EXERCISE AIM: Search the listing below for the word "status", and copy every line in which it turns up.

RECORDS FOR THIS EXERCISE:
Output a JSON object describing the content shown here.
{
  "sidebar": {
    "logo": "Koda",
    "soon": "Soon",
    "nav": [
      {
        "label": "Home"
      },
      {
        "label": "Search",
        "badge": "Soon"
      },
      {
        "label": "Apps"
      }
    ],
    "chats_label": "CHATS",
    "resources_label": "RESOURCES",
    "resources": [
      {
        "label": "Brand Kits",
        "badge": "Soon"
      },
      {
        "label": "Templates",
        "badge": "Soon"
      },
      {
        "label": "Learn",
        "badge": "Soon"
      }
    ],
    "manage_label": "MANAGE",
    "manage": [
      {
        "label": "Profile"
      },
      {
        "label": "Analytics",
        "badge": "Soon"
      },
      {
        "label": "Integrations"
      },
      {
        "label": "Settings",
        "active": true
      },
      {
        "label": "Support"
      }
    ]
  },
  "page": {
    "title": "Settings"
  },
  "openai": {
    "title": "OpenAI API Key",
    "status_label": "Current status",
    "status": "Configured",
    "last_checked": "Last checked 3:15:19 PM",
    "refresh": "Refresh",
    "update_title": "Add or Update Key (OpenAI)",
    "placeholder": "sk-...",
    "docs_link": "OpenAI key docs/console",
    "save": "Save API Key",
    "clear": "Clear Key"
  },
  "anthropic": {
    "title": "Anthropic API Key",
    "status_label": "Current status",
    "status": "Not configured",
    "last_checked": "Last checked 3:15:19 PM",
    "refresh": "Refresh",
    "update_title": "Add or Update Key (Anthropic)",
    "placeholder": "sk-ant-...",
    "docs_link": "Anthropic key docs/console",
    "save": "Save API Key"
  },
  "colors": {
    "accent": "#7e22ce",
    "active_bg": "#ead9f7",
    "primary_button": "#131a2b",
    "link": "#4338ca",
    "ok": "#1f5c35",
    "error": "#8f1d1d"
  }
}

TASK OUTPUT:
    "status_label": "Current status",
    "status": "Configured",
    "status_label": "Current status",
    "status": "Not configured",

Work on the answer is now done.